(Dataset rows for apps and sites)
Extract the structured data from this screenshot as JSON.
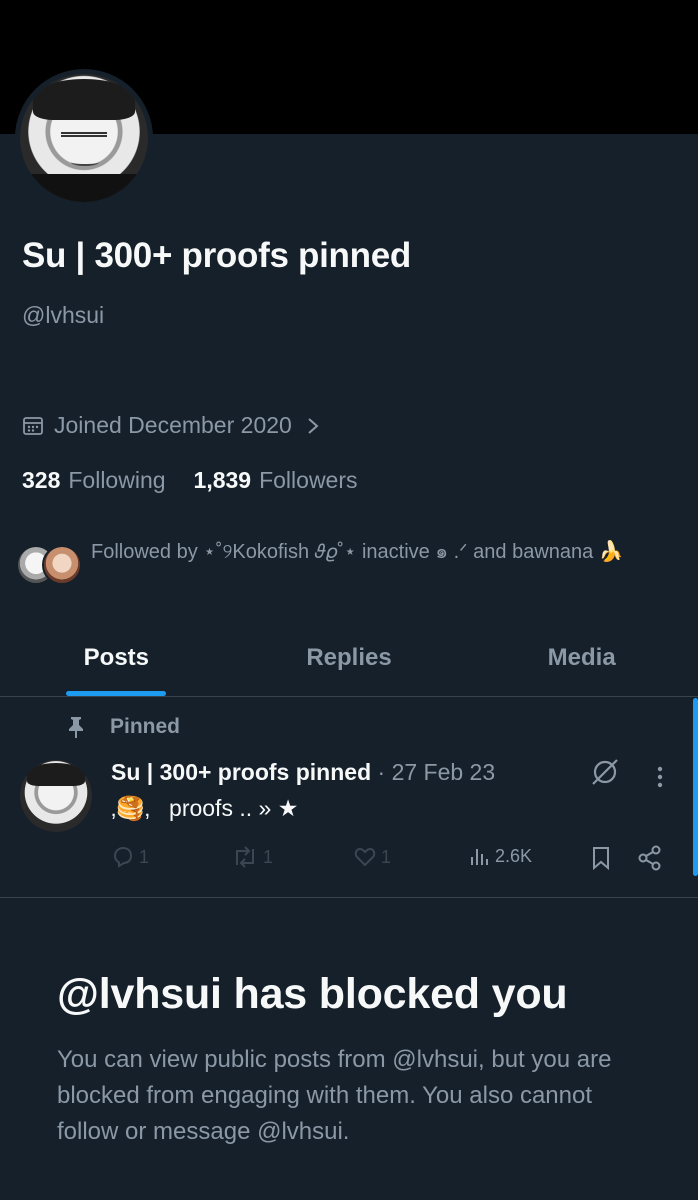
{
  "profile": {
    "name": "Su | 300+ proofs pinned",
    "handle": "@lvhsui",
    "joined": "Joined December 2020",
    "following_count": "328",
    "following_label": "Following",
    "followers_count": "1,839",
    "followers_label": "Followers",
    "followed_by": "Followed by ⋆˚୨Kokofish 𝜗𝜚˚⋆ inactive ๑ .ᐟ and bawnana 🍌"
  },
  "tabs": [
    {
      "label": "Posts",
      "active": true
    },
    {
      "label": "Replies",
      "active": false
    },
    {
      "label": "Media",
      "active": false
    }
  ],
  "pinned_post": {
    "pinned_label": "Pinned",
    "author": "Su | 300+ proofs pinned",
    "date": "· 27 Feb 23",
    "text": "‚🥞‚   proofs .. » ★",
    "replies": "1",
    "reposts": "1",
    "likes": "1",
    "views": "2.6K"
  },
  "blocked": {
    "title": "@lvhsui has blocked you",
    "message": "You can view public posts from @lvhsui, but you are blocked from engaging with them. You also cannot follow or message @lvhsui."
  },
  "colors": {
    "background": "#15202b",
    "accent": "#1d9bf0",
    "secondary_text": "#8b98a5",
    "border": "#38444d"
  },
  "icons": [
    "calendar-icon",
    "chevron-right-icon",
    "pin-icon",
    "grok-icon",
    "more-icon",
    "reply-icon",
    "repost-icon",
    "like-icon",
    "views-icon",
    "bookmark-icon",
    "share-icon"
  ]
}
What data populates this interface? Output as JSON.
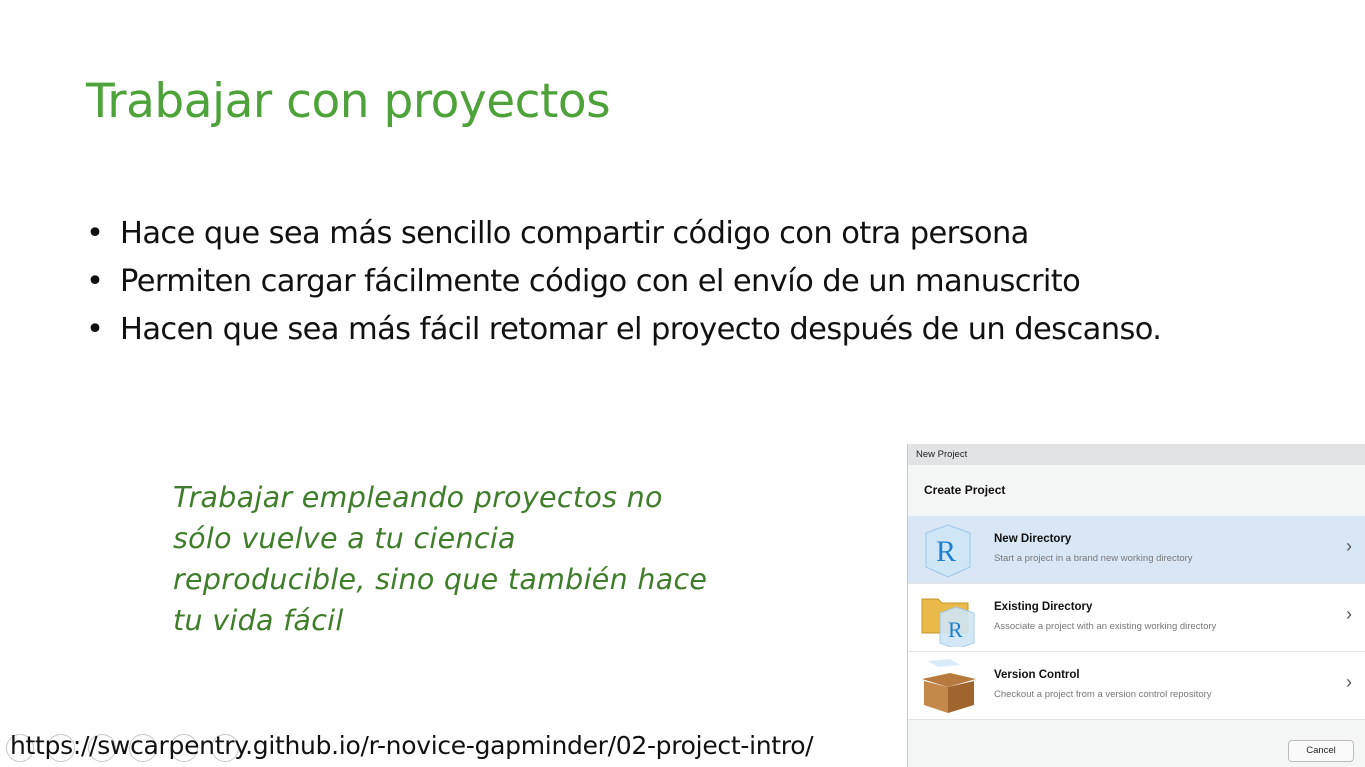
{
  "slide": {
    "title": "Trabajar con proyectos",
    "bullets": [
      "Hace que sea más sencillo compartir código con otra persona",
      "Permiten cargar fácilmente código con el envío de un manuscrito",
      "Hacen que sea más fácil retomar el proyecto después de un descanso."
    ],
    "quote": "Trabajar empleando proyectos no sólo vuelve a tu ciencia reproducible, sino que también hace tu vida fácil",
    "url": "https://swcarpentry.github.io/r-novice-gapminder/02-project-intro/"
  },
  "dialog": {
    "window_title": "New Project",
    "heading": "Create Project",
    "options": [
      {
        "name": "New Directory",
        "desc": "Start a project in a brand new working directory",
        "icon": "r-cube-icon",
        "selected": true
      },
      {
        "name": "Existing Directory",
        "desc": "Associate a project with an existing working directory",
        "icon": "folder-r-icon"
      },
      {
        "name": "Version Control",
        "desc": "Checkout a project from a version control repository",
        "icon": "box-icon"
      }
    ],
    "cancel": "Cancel"
  },
  "colors": {
    "title": "#4ea23a",
    "quote": "#3f7d2b",
    "selected": "#d9e6f6"
  }
}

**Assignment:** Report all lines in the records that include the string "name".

**Task response:**
    "name": "Su | 300+ proofs pinned",
        "name": "New Directory",
        "name": "Existing Directory",
        "name": "Version Control",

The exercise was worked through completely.